The U.S. continues to experience a rising influx of other than Mexican nationals (OTMs) illegally entering the country. Apprehensions are running at a rate of 175% for FY05 over FY 04's record number of OTM apprehensions on the southwest border, and 131% over the record national FY 04 OTM apprehension figure of 75,371. The exponential growth in the apprehension of OTM illegal entrant aliens and, in most cases, their subsequent release is becoming a major source of clogging and friction for the removal process. Currently, Border Patrol places most of these apprehensions in INA 240 removal proceedings before an Immigration Judge. All OTMs subject to mandatory detention are detained pending completion of removal proceedings (Special Interest aliens that require additional investigation for terrorism and Aggravated Felons). OTMs not subject to mandatory detention are released on their own recognizance or a bond. To help streamline the removal process, DHS expanded the use of Expedited Removal proceedings (ER) for OTMs in the Tucson and Laredo sectors. ER proceedings when contrasted with traditional 240 proceedings, shorten the duration of time spent in detention facilities and the practical elimination of time spent getting ready for and appearing before immigration courts and judges.
Both the Laredo and Tucson Sectors are currently utilizing ER to streamline the removal process. The deterrence effect of the ER process on OTM illegal entry may clearly be seen when comparing these two sectors with sectors without this removal process. The reducing impact of ER on OTM apprehension rates, as compared with those of sectors experiencing the systematic Own Recognizance (OR) release of apprehended OTMs, is clear. This is especially dramatic with Brazilian OTMs. In both the Laredo and Tucson Sectors, this drop in rates of apprehension for OTMs may be seen by comparing apprehension rates for the period just previous to the implementation of ER with those for the period just after.
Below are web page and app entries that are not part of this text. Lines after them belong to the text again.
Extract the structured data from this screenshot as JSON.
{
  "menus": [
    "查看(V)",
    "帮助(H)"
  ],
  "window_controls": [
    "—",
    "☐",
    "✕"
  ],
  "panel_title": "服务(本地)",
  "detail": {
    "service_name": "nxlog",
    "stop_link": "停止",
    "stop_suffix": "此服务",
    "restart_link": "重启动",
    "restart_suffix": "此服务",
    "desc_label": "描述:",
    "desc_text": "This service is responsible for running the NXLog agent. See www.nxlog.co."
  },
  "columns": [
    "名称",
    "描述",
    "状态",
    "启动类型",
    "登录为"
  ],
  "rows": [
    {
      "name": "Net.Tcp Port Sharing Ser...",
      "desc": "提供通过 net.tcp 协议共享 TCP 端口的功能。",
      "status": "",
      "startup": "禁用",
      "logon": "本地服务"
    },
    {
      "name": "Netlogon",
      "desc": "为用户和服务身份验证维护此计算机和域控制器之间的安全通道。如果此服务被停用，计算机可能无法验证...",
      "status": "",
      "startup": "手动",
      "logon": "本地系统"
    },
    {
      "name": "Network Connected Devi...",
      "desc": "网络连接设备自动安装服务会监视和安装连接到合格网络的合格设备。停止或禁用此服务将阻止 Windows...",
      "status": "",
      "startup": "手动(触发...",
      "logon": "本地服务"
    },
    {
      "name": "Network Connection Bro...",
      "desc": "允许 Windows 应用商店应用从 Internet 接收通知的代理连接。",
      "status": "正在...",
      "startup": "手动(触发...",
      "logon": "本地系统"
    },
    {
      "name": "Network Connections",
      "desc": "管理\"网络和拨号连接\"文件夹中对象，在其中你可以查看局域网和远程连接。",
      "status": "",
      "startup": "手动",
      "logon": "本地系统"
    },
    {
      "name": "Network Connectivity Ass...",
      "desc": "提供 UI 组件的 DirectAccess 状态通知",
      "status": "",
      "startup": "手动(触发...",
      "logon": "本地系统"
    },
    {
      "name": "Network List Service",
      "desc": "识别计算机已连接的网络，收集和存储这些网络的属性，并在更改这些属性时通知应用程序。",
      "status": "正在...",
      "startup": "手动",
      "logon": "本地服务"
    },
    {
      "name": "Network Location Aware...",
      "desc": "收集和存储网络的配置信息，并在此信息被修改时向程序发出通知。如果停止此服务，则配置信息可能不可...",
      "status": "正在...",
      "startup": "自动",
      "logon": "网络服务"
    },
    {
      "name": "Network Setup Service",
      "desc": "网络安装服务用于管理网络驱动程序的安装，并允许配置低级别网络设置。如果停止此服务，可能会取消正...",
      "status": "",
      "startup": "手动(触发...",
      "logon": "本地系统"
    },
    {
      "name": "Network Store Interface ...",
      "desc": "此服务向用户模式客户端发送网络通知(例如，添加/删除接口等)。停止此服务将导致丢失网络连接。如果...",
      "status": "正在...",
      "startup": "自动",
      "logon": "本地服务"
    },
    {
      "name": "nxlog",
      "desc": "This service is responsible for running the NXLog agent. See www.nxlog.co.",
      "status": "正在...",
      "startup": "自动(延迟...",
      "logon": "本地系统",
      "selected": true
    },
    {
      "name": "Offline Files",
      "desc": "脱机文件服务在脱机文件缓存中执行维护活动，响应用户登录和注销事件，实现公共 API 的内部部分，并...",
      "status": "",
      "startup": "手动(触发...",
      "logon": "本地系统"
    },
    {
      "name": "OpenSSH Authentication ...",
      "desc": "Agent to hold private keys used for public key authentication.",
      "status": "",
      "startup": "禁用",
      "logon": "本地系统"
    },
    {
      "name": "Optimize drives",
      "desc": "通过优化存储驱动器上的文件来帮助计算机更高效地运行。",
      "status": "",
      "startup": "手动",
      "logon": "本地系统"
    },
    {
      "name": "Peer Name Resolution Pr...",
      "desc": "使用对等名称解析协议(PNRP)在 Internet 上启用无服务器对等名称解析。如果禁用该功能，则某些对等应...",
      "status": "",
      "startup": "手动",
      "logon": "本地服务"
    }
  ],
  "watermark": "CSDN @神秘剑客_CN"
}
Operational outcomes in sectors using ER show a trend of attenuated rates of OTM apprehension. DHS has implemented the use of ER beyond the Tucson and Laredo Sectors, to sectors most affected by the Ninth Circuit ruling prohibiting reinstatement: Yuma, El Centro, and San Diego. The application of this process is limited by policy for these sectors, to only those aliens who have illegally reentered the United States while subject to a prior Order of Exclusion, Removal, or Deportation and meet all other criteria for ER.
Nationally, CBP Border Patrol is tasked with a very complex, sensitive, and difficult job, which historically has presented immense challenges. We face these challenges every day with vigilance, dedication to service, and integrity as we work to strengthen national security and protect America and its citizens. I would like to thank the Chairman, and the Subcommittee, for the opportunity to present this testimony today and for your support of CBP and DHS. I would be pleased to respond to any questions that you might have at this time.